Sorbus leyana facts for kids
Quick facts for kidsSorbus leyana
Sorbus leyana. Ley's whitebeam, is a species of small tree which is endemic to two sites in southern Wales. It is thought to have arisen by hybridisation of two species of Sorbus, one of which was the rowan. Its closest relatives are some of the other hybrid derived Sorbus species found in Britain.
Sorbus leyana is a shrub or small tree which grows to 10 metres (33 ft) in the wild, although it will grow taller in cultivation. The best feature distinguishing S. leyana from its sympatric congeners is by examining the lateral rosette leaves which are normally 6.5 centimetres (2.6 in) long and 4.57 centimetres (1.80 in) across, meaning that they are 1.2-1.65 times longer than they are wide. These leaves are widest at about the middle and are deeply lobed with the lobes reaching three-quarters of the way to the leaf's midrib and the leaf margin is toothed and normally has 7-10 pairs of leaf veins. The berries are wider than they are long, slightly wider below the middle, with a few small scattered pores and they are blood red in colour when mature.

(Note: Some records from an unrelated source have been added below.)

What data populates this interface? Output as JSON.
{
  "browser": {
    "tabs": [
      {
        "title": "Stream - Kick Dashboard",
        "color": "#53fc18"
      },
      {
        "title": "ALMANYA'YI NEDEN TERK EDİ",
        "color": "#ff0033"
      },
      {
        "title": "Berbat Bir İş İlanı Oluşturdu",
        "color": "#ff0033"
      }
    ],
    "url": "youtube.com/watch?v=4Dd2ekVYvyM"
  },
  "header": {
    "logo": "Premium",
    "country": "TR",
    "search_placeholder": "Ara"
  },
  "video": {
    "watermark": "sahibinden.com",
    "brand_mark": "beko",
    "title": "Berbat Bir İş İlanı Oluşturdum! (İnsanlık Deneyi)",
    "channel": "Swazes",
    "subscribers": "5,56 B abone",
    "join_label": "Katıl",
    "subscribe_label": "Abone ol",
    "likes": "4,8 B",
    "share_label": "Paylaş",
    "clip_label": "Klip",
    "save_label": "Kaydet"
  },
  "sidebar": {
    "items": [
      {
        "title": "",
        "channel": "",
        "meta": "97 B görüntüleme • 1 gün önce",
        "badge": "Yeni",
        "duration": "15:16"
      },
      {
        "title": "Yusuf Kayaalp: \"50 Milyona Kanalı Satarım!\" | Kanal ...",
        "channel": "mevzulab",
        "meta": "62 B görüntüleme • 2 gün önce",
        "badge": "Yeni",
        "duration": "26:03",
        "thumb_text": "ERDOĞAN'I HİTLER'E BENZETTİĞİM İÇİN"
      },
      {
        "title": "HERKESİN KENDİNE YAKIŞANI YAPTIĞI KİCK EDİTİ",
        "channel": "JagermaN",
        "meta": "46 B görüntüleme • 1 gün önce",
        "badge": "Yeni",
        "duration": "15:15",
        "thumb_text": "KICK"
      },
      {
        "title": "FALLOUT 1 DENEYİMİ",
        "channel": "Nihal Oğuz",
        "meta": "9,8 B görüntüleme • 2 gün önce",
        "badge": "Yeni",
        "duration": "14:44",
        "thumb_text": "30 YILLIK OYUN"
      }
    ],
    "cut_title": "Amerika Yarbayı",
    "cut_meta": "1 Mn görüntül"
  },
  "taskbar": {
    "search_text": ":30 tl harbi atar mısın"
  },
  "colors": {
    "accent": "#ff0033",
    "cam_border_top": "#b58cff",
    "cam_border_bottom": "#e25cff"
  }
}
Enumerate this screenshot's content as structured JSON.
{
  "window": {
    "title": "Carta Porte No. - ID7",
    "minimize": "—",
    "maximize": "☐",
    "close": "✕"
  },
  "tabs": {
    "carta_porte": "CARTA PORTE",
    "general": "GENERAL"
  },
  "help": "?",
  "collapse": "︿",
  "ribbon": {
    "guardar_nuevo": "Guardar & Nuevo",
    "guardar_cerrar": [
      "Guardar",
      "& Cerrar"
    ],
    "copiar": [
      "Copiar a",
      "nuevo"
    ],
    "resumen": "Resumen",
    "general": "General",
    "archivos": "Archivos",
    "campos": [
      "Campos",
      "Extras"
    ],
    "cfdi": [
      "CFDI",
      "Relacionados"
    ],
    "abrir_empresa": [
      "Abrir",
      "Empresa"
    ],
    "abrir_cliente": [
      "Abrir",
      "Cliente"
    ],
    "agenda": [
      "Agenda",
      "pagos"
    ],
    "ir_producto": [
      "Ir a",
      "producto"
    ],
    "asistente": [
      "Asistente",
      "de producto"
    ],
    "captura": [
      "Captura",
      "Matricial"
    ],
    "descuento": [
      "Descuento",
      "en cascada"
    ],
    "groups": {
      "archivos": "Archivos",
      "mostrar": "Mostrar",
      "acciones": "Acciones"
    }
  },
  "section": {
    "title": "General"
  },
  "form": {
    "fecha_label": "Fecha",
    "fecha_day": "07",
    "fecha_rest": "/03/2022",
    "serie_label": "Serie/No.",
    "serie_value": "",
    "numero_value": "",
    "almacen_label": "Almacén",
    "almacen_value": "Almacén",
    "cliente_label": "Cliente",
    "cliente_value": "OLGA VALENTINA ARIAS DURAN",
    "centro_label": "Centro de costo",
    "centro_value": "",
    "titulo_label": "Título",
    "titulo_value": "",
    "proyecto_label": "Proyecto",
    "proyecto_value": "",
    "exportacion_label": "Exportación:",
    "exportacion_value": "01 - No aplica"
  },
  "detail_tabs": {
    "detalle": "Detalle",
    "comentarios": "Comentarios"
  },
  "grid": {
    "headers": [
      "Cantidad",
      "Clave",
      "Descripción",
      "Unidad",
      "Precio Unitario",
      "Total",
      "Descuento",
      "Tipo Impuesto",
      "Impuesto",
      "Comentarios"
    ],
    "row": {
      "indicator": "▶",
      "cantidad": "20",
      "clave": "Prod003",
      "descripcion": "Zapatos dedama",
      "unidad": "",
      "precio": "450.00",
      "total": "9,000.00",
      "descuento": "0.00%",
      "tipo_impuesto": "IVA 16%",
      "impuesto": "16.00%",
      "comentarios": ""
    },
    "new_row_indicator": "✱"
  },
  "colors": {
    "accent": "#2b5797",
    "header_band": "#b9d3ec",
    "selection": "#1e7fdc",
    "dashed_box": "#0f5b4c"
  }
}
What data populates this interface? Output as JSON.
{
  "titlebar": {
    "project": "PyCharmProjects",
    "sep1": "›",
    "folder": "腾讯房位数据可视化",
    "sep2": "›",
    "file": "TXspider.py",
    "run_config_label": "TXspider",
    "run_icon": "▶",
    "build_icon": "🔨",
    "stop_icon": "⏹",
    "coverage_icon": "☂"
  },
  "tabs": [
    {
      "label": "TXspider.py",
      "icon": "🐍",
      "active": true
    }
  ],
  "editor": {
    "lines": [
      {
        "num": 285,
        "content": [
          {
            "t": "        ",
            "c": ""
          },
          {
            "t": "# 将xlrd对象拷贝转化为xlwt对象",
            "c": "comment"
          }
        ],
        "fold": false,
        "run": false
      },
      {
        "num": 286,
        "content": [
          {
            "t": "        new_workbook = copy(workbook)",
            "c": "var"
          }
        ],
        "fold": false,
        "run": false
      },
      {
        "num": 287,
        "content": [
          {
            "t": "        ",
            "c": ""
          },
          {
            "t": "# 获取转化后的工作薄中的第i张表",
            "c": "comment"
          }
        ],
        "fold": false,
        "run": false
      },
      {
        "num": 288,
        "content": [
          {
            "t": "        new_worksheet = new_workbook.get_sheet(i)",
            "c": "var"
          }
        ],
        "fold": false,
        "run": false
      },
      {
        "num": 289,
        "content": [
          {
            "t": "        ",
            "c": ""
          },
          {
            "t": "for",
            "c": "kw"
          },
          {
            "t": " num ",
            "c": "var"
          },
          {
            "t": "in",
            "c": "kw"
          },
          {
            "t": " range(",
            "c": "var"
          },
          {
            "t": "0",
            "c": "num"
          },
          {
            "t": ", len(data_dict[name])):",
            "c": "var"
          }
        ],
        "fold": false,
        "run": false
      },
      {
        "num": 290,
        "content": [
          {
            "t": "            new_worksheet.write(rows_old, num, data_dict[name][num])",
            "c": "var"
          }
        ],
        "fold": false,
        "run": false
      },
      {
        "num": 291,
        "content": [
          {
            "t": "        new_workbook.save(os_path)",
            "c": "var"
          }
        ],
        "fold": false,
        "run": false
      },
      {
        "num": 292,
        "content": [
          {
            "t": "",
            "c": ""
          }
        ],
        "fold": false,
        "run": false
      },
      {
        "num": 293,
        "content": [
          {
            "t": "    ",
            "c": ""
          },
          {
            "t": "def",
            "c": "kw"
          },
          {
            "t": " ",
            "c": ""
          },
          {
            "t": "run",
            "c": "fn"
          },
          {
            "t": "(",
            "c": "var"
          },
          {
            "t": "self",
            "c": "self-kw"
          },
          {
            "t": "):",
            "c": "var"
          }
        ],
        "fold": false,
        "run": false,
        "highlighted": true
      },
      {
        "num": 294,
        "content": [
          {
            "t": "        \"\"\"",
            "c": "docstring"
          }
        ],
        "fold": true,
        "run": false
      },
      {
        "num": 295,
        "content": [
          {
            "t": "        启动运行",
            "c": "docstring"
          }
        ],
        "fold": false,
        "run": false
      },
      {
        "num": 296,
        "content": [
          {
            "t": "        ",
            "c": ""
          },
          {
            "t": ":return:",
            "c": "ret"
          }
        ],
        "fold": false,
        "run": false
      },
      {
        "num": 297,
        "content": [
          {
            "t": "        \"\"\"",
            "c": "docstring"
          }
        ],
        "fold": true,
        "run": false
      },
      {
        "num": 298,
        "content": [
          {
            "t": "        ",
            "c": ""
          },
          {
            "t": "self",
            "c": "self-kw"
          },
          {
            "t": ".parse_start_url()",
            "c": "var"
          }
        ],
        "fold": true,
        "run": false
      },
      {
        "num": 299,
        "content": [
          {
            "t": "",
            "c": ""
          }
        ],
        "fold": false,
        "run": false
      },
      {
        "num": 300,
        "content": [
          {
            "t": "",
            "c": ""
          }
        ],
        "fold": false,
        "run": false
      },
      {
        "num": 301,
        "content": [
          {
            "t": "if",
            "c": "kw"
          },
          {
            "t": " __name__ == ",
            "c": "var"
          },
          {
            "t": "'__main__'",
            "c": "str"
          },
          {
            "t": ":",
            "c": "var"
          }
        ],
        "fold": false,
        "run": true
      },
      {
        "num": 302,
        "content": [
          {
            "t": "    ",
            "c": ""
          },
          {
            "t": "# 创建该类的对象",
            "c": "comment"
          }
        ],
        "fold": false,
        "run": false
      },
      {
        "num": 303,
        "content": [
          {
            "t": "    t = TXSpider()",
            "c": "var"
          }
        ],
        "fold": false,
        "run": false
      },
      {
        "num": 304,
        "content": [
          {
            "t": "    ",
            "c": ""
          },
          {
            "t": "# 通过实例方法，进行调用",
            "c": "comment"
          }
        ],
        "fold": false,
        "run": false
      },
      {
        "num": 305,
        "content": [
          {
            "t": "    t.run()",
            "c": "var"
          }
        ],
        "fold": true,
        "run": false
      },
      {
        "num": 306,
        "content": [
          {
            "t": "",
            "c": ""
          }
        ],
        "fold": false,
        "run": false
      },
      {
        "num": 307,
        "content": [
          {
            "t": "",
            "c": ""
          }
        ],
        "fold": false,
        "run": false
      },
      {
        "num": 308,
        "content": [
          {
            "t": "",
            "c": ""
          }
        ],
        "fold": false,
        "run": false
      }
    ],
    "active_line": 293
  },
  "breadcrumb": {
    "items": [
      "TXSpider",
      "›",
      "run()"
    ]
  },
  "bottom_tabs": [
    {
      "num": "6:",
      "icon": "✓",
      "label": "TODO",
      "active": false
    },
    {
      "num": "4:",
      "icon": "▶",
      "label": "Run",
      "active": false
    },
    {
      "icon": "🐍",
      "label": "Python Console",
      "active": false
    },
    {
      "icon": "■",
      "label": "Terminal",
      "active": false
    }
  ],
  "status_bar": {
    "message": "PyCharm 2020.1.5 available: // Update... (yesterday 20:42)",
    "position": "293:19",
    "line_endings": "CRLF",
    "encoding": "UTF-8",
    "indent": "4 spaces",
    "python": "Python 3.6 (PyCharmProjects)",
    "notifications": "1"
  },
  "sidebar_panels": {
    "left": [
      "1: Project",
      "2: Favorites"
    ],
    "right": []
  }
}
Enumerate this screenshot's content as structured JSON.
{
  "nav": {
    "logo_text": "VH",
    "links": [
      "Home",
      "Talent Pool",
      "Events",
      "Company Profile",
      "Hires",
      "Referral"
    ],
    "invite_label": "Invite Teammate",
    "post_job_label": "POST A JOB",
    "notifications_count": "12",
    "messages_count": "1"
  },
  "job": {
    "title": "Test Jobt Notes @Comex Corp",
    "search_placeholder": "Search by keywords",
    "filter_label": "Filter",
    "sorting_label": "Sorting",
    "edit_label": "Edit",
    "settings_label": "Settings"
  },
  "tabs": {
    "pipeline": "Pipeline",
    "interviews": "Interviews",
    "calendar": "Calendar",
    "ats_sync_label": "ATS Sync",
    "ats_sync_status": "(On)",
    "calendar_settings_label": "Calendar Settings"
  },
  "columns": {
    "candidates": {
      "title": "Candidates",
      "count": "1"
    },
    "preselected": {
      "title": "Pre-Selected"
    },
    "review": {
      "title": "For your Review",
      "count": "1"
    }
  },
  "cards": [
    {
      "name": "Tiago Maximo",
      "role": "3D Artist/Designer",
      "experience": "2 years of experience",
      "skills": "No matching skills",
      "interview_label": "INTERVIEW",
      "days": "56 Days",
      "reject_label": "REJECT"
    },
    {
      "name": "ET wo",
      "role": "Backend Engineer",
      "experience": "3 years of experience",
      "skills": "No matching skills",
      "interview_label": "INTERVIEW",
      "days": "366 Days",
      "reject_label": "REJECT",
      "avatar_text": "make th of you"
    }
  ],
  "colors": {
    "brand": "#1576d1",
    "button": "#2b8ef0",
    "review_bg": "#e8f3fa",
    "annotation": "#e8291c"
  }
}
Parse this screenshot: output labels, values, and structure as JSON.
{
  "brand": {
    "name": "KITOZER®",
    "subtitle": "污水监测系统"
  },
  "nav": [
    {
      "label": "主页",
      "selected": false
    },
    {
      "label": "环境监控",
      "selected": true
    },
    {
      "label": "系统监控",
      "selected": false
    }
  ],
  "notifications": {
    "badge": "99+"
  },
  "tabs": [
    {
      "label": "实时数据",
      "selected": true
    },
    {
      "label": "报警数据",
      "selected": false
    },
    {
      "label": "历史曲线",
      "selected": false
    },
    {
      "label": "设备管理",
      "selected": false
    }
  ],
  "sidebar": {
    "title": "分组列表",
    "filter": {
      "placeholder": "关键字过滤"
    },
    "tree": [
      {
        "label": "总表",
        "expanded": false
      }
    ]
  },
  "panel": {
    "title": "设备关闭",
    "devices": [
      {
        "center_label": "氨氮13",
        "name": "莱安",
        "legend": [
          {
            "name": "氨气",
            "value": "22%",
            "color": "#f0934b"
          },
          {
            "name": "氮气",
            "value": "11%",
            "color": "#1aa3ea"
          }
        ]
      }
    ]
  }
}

Distribution and population
Sorbus leyana has been recorded in the wild from just two sites in the Brecon Beacons near Merthyr Tydfil, Darren Fach and Penmoelallt. These two populations are around 1 kilometre (0.62 mi) apart and the total population is around 20 trees.
Habitat and ecology
Sorbus leyana is occurs in scrub or open woodland on crags of Carboniferous limestone at locations where they have access to light. It is apomictic species which normally has a sparse crop of berries from which germination is poor and this results in only a small amount of natural regeneration taking place. On average only 24% of the pollen produced is vailable.
Discovery and origin
Sorbis leyana was discovered by the clergyman and botanist Reverend Augustin Ley in the 19th Century and was named in his honour by Alfred James Wilmott. This species is thought to have arisen from a hybrid between the rowan (Sorbus aucuparia) and either the grey whitebeam (S. rupicola) or grey whitebeam (S. porrigentiformis). It is part of a group of closely related species within the genus Sorbus which have leaves with deep lobes and small fruits, this group includes English whitebeam (S. anglica), least whitebeam (S. minima) and the Arran whitebeam (S. arranensis).
Sorbus leyana is restricted to two sites both of which are protected as a Site of Special Scientific Interest, Darren Fach is within the Wildlife Trust of South & West Wales reserve of Darren Fawr. The trees were "rediscovered" in the 1950s by forester Peter Charlesworth and were propagated at the National Botanic Garden of Wales. This species is threatened by grazing and shading by taller trees, regeneration appears to be reliant on access to light.
Sorbus leyana Facts for Kids. Kiddle Encyclopedia.